Ottawa – October 10, 2013 – World Mental Health Day is celebrated every year on October 10th. The day was created by the World Health Organisation (WHO) to raise public awareness of mental health issues. This year’s theme is the elderly and mental health.
The world‘s population is ageing rapidly. Between 2000 and 2050 the proportion of the older adults is estimated to double from approximately 11% to about 22%.
Two billion people over the age of 60, is 2050 world’s projection.
Five of the 10 leading causes of disability are related to mental disorders. Mental illness is the number one leading cause of disability. (WHO)
Mental illness affects all races, ages, religious or socio-economic categories.
Over 20% of adults aged 60 and over suffer from a mental or neurological disorder. The most commons neuropsychiatric disorders are dementia and depression.
35.6 million people worldwide are estimated to live with dementia. By 2050 the number of people with dementia is projected to increase to 115.4 million, with majority of the population living in low and middle-income countries.
Worldwide, more than 350 million people of all ages suffer from depression.
More women are affected by depression than men. Depression at its worst is the leading factor to suicide.
Worldwide 10-20% of children and adolescents experience mental disorders. Half of all mental illnesses begin by the age of 14 and three-quarters by mid-20s.
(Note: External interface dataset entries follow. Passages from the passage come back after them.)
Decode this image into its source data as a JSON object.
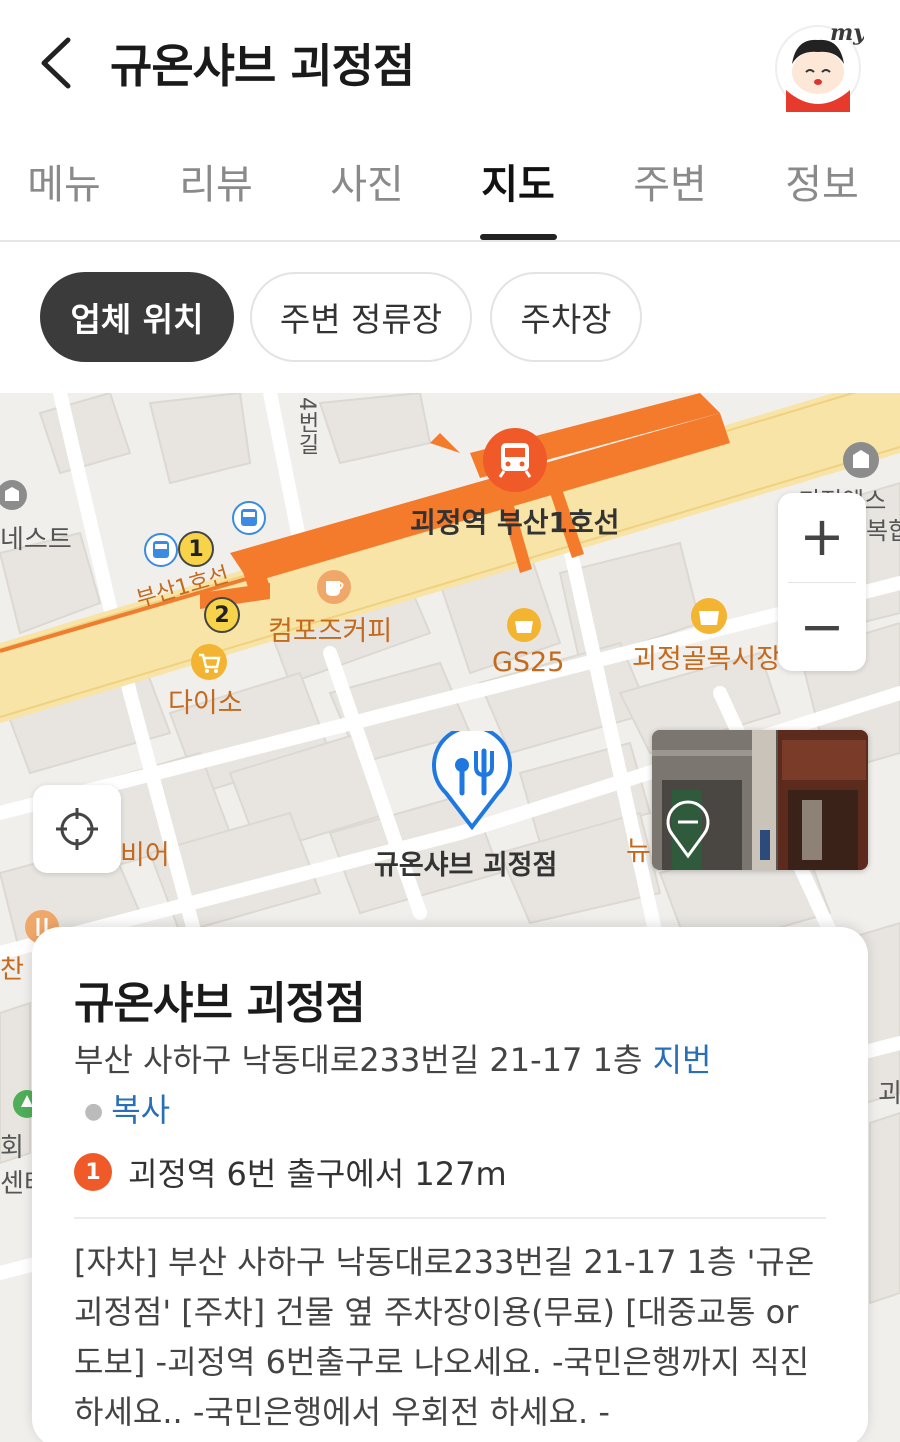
{
  "header": {
    "title": "규온샤브 괴정점",
    "avatar_alt": "my"
  },
  "tabs": [
    {
      "label": "메뉴",
      "active": false
    },
    {
      "label": "리뷰",
      "active": false
    },
    {
      "label": "사진",
      "active": false
    },
    {
      "label": "지도",
      "active": true
    },
    {
      "label": "주변",
      "active": false
    },
    {
      "label": "정보",
      "active": false
    }
  ],
  "chips": [
    {
      "label": "업체 위치",
      "active": true
    },
    {
      "label": "주변 정류장",
      "active": false
    },
    {
      "label": "주차장",
      "active": false
    }
  ],
  "map": {
    "labels": {
      "station": "괴정역 부산1호선",
      "line": "부산1호선",
      "cafe": "컴포즈커피",
      "gs25": "GS25",
      "market": "괴정골목시장",
      "daiso": "다이소",
      "store_name": "규온샤브 괴정점",
      "road": "4번길",
      "nest": "네스트",
      "officetel": "괴정엑스",
      "complex": "복합",
      "beer": "비어",
      "new": "뉴",
      "gwa": "괴",
      "hoe": "회",
      "center": "센터",
      "chan": "찬",
      "exit1": "1",
      "exit2": "2"
    },
    "zoom_in": "+",
    "zoom_out": "−",
    "icons": {
      "pin": "restaurant-pin-icon",
      "locate": "crosshair-icon",
      "roadview": "roadview-pin-icon"
    }
  },
  "card": {
    "title": "규온샤브 괴정점",
    "address": "부산 사하구 낙동대로233번길 21-17 1층",
    "address_link1": "지번",
    "address_link2": "복사",
    "subway_num": "1",
    "subway_text": "괴정역 6번 출구에서 127m",
    "description": "[자차] 부산 사하구 낙동대로233번길 21-17 1층 '규온 괴정점' [주차] 건물 옆 주차장이용(무료) [대중교통 or 도보] -괴정역 6번출구로 나오세요. -국민은행까지 직진하세요.. -국민은행에서 우회전 하세요. -"
  },
  "colors": {
    "accent_orange": "#f47d2e",
    "link_blue": "#2a6fb5",
    "pin_blue": "#1f78e0",
    "subway_badge": "#f05a28"
  }
}
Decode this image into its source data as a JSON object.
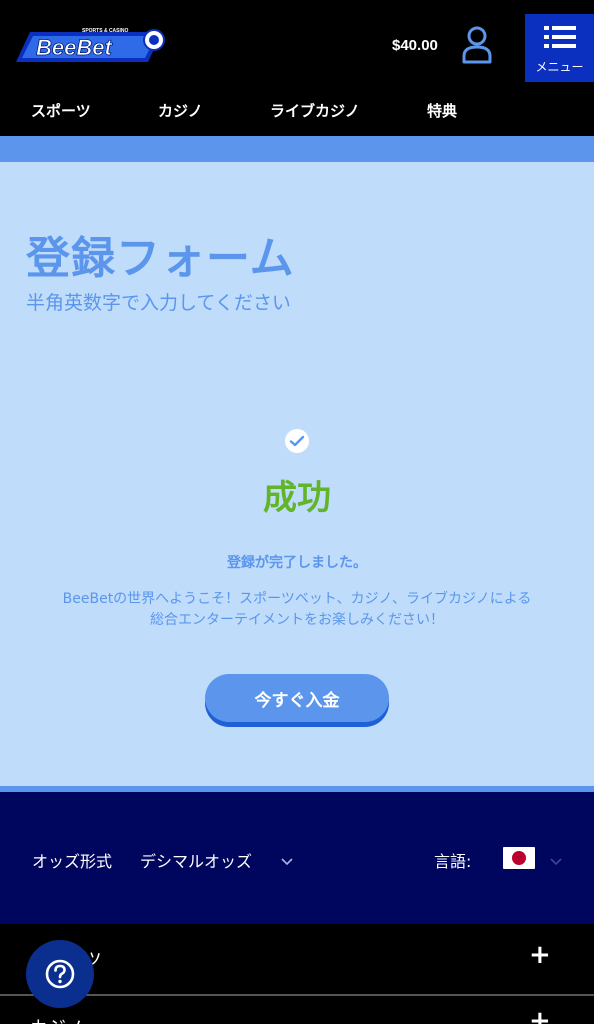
{
  "header": {
    "logo_text": "BeeBet",
    "logo_tagline": "SPORTS & CASINO",
    "balance": "$40.00",
    "menu_label": "メニュー"
  },
  "nav": {
    "items": [
      {
        "label": "スポーツ"
      },
      {
        "label": "カジノ"
      },
      {
        "label": "ライブカジノ"
      },
      {
        "label": "特典"
      }
    ]
  },
  "form": {
    "title": "登録フォーム",
    "subtitle": "半角英数字で入力してください"
  },
  "success": {
    "title": "成功",
    "message": "登録が完了しました。",
    "welcome": "BeeBetの世界へようこそ！スポーツベット、カジノ、ライブカジノによる総合エンターテイメントをお楽しみください！",
    "deposit_button": "今すぐ入金"
  },
  "footer": {
    "odds_label": "オッズ形式",
    "odds_value": "デシマルオッズ",
    "language_label": "言語:",
    "accordion": [
      {
        "label": "スポーツ"
      },
      {
        "label": "カジノ"
      }
    ]
  },
  "colors": {
    "accent": "#5b96ec",
    "success": "#62b42a",
    "menu_bg": "#0b2fbf",
    "footer_bg": "#00065e"
  }
}
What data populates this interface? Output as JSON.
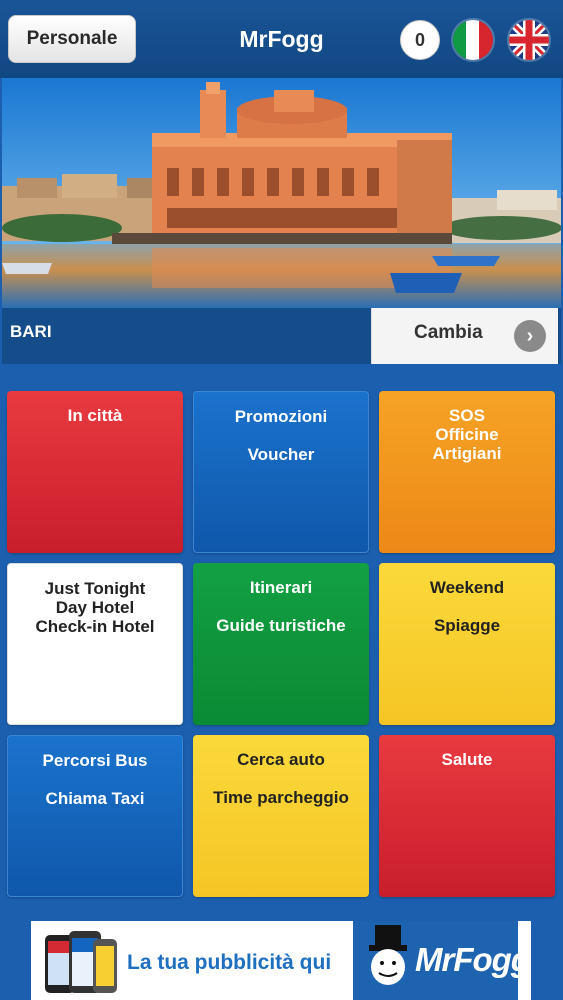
{
  "header": {
    "personal_button": "Personale",
    "title": "MrFogg",
    "counter": "0",
    "flag_italian": "flag-it-icon",
    "flag_english": "flag-uk-icon"
  },
  "city": {
    "name": "BARI",
    "change_button": "Cambia",
    "change_icon": "chevron-right-icon"
  },
  "tiles": [
    {
      "id": "in-citta",
      "color": "#d42a34",
      "lines": [
        "In città"
      ]
    },
    {
      "id": "promozioni",
      "color": "#1465bd",
      "lines": [
        "Promozioni",
        "Voucher"
      ]
    },
    {
      "id": "sos",
      "color": "#f19a1f",
      "lines": [
        "SOS",
        "Officine",
        "Artigiani"
      ]
    },
    {
      "id": "hotel",
      "color": "#ffffff",
      "lines": [
        "Just Tonight",
        "Day Hotel",
        "Check-in Hotel"
      ]
    },
    {
      "id": "itinerari",
      "color": "#0f963c",
      "lines": [
        "Itinerari",
        "Guide turistiche"
      ]
    },
    {
      "id": "weekend",
      "color": "#f8cf30",
      "lines": [
        "Weekend",
        "Spiagge"
      ]
    },
    {
      "id": "bus",
      "color": "#1465bd",
      "lines": [
        "Percorsi Bus",
        "Chiama Taxi"
      ]
    },
    {
      "id": "auto",
      "color": "#f8cf30",
      "lines": [
        "Cerca auto",
        "Time parcheggio"
      ]
    },
    {
      "id": "salute",
      "color": "#d42a34",
      "lines": [
        "Salute"
      ]
    }
  ],
  "ad": {
    "text": "La tua pubblicità qui",
    "logo_text": "MrFogg"
  },
  "colors": {
    "background": "#1c5fae",
    "header": "#134e8c",
    "city_bar": "#154c8a"
  }
}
By 2020 depression will become the number two cause worldwide of years lost due to disability, according to WHO.
Mental health of older adults can be improved through promoting active and healthy ageing; through adequate living conditions and environments that support wellbeing, social support and community development programmes.
One in five Canadians, over the course of their lives, experience a mental health problem.
$51 billion a year is what mental illness costs the Canadian economy, and it’s estimated each day 500,000 people will miss work due to mental health problems.
Mental illness is the number one cause of disability in Canada, accounting for nearly 30% of disability claims and 70% of total costs.
More than 18% of young people (ages 15-24) may suffer from a mental health disorder.
Suicide accounts for 24% of all deaths among 15-24 year olds and 16% amongst 25-44 year olds. For people aged 15-24 in Canada, suicide is the number two cause of death.
The mortality rate due to suicide among men is four times the rate amongst women.
The unemployment rate for people with serious mental illness is 70-90%.
The vast majority of people with mental illnesses are not violent and they are able to work at any level depending on their own abilities, experience and motivation.